For SAP, moving customers to the cloud isn’t an end in itself, but a means to increasing the share of “more predictable revenue” in its revenue mix. This revenue from recurring, subscription-based contracts, un-swayed by the big-bang sale of a new software license, now accounts for 75% of SAP’s total, up from 72% a year earlier. Its target is 85% by 2025.
And once it has ERP customers in the cloud, the sales reps will be calling again, seeking to upsell customers on other services.
“Because of the integrated nature of our modular cloud ERP, for every dollar spent on the core ERP we have an upsell opportunity of $3 for our platform and for additional line of business solutions,” Klein said.
Supply chain financing
Those solutions will soon include supply chain and accounts receivable financing from working capital management specialist Taulia, in which SAP has agreed to buy a majority stake. Taulia offers software for making the processing and payment of invoices more efficient and backs that up with a service that offers early payment of invoices in return for a fee.
“Our customers will be able to finance billions of transactions with favorable terms and improve their cash flow,” Klein said.

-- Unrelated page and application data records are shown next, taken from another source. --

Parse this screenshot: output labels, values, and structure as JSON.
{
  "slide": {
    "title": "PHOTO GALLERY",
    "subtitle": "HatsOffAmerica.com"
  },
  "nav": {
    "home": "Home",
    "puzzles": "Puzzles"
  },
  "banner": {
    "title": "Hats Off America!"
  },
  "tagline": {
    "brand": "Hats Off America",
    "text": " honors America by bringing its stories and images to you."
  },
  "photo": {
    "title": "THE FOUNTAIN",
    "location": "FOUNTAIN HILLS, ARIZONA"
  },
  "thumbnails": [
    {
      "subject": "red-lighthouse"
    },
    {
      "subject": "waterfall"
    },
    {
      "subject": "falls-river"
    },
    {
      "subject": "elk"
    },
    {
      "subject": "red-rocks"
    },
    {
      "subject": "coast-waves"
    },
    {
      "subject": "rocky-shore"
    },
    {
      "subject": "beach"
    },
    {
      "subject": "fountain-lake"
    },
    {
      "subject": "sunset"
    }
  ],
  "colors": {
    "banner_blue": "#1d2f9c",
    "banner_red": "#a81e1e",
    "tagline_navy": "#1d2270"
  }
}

If the acquisition pays off, SAP won’t be the first big company to make money out of money. Ford Motor often makes more in a quarter from its financing activity, Ford Credit, than from sales of the automobiles it finances, while GE Capital, at its peak, accounted for more than two-thirds of parent company General Electric’s profits.